__WHAT IS EXPECTED__. Would you return every entry, exactly as it is written?

-------- DATA RECORDS --------

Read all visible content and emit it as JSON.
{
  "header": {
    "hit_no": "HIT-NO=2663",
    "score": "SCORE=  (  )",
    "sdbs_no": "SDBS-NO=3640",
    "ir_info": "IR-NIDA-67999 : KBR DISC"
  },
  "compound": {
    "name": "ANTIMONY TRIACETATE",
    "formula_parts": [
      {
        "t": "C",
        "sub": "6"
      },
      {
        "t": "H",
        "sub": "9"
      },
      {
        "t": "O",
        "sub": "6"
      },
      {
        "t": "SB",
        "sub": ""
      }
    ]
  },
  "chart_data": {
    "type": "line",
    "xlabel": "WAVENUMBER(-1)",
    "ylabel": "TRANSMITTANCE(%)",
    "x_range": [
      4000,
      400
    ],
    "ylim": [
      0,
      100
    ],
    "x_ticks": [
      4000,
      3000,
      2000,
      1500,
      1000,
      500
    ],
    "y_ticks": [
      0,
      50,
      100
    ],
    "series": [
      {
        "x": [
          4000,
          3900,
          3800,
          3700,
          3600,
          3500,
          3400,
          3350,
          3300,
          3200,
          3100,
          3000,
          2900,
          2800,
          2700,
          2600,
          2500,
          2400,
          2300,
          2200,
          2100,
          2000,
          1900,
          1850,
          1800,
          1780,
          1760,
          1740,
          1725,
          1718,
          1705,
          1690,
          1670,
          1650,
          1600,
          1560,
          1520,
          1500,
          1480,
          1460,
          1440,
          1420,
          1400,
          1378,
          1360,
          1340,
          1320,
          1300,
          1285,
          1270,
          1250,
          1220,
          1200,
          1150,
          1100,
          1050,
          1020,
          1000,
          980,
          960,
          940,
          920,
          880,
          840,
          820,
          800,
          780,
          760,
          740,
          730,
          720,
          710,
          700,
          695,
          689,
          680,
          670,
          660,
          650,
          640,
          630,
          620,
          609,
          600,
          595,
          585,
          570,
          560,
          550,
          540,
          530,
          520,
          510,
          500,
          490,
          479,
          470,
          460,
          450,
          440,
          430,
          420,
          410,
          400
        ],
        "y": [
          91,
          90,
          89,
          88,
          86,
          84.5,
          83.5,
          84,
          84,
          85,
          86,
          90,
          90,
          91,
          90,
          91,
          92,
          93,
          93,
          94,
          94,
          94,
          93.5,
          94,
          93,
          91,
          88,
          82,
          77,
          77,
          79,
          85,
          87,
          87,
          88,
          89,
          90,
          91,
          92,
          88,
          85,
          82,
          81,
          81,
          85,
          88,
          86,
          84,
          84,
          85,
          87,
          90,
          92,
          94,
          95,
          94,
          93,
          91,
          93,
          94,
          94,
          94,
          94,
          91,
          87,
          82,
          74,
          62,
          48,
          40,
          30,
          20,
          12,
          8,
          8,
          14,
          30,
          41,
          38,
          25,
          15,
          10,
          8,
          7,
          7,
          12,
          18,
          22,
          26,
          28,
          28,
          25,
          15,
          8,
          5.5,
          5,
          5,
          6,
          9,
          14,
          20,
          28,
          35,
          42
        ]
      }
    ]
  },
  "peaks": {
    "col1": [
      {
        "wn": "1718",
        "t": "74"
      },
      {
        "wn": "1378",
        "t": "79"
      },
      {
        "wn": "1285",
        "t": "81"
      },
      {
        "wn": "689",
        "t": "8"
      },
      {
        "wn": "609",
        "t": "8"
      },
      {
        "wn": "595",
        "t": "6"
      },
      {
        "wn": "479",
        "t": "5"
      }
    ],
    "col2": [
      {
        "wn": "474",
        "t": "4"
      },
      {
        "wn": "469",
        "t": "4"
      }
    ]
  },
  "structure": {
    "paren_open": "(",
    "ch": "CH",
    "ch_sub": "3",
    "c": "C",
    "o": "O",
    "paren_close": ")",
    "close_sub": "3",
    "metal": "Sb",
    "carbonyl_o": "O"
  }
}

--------

__SOLUTION TO THIS TASK__.
Read all visible content and emit it as JSON.
{
  "header": {
    "hit_no": "HIT-NO=2663",
    "score": "SCORE=  (  )",
    "sdbs_no": "SDBS-NO=3640",
    "ir_info": "IR-NIDA-67999 : KBR DISC"
  },
  "compound": {
    "name": "ANTIMONY TRIACETATE",
    "formula_parts": [
      {
        "t": "C",
        "sub": "6"
      },
      {
        "t": "H",
        "sub": "9"
      },
      {
        "t": "O",
        "sub": "6"
      },
      {
        "t": "SB",
        "sub": ""
      }
    ]
  },
  "chart_data": {
    "type": "line",
    "xlabel": "WAVENUMBER(-1)",
    "ylabel": "TRANSMITTANCE(%)",
    "x_range": [
      4000,
      400
    ],
    "ylim": [
      0,
      100
    ],
    "x_ticks": [
      4000,
      3000,
      2000,
      1500,
      1000,
      500
    ],
    "y_ticks": [
      0,
      50,
      100
    ],
    "series": [
      {
        "x": [
          4000,
          3900,
          3800,
          3700,
          3600,
          3500,
          3400,
          3350,
          3300,
          3200,
          3100,
          3000,
          2900,
          2800,
          2700,
          2600,
          2500,
          2400,
          2300,
          2200,
          2100,
          2000,
          1900,
          1850,
          1800,
          1780,
          1760,
          1740,
          1725,
          1718,
          1705,
          1690,
          1670,
          1650,
          1600,
          1560,
          1520,
          1500,
          1480,
          1460,
          1440,
          1420,
          1400,
          1378,
          1360,
          1340,
          1320,
          1300,
          1285,
          1270,
          1250,
          1220,
          1200,
          1150,
          1100,
          1050,
          1020,
          1000,
          980,
          960,
          940,
          920,
          880,
          840,
          820,
          800,
          780,
          760,
          740,
          730,
          720,
          710,
          700,
          695,
          689,
          680,
          670,
          660,
          650,
          640,
          630,
          620,
          609,
          600,
          595,
          585,
          570,
          560,
          550,
          540,
          530,
          520,
          510,
          500,
          490,
          479,
          470,
          460,
          450,
          440,
          430,
          420,
          410,
          400
        ],
        "y": [
          91,
          90,
          89,
          88,
          86,
          84.5,
          83.5,
          84,
          84,
          85,
          86,
          90,
          90,
          91,
          90,
          91,
          92,
          93,
          93,
          94,
          94,
          94,
          93.5,
          94,
          93,
          91,
          88,
          82,
          77,
          77,
          79,
          85,
          87,
          87,
          88,
          89,
          90,
          91,
          92,
          88,
          85,
          82,
          81,
          81,
          85,
          88,
          86,
          84,
          84,
          85,
          87,
          90,
          92,
          94,
          95,
          94,
          93,
          91,
          93,
          94,
          94,
          94,
          94,
          91,
          87,
          82,
          74,
          62,
          48,
          40,
          30,
          20,
          12,
          8,
          8,
          14,
          30,
          41,
          38,
          25,
          15,
          10,
          8,
          7,
          7,
          12,
          18,
          22,
          26,
          28,
          28,
          25,
          15,
          8,
          5.5,
          5,
          5,
          6,
          9,
          14,
          20,
          28,
          35,
          42
        ]
      }
    ]
  },
  "peaks": {
    "col1": [
      {
        "wn": "1718",
        "t": "74"
      },
      {
        "wn": "1378",
        "t": "79"
      },
      {
        "wn": "1285",
        "t": "81"
      },
      {
        "wn": "689",
        "t": "8"
      },
      {
        "wn": "609",
        "t": "8"
      },
      {
        "wn": "595",
        "t": "6"
      },
      {
        "wn": "479",
        "t": "5"
      }
    ],
    "col2": [
      {
        "wn": "474",
        "t": "4"
      },
      {
        "wn": "469",
        "t": "4"
      }
    ]
  },
  "structure": {
    "paren_open": "(",
    "ch": "CH",
    "ch_sub": "3",
    "c": "C",
    "o": "O",
    "paren_close": ")",
    "close_sub": "3",
    "metal": "Sb",
    "carbonyl_o": "O"
  }
}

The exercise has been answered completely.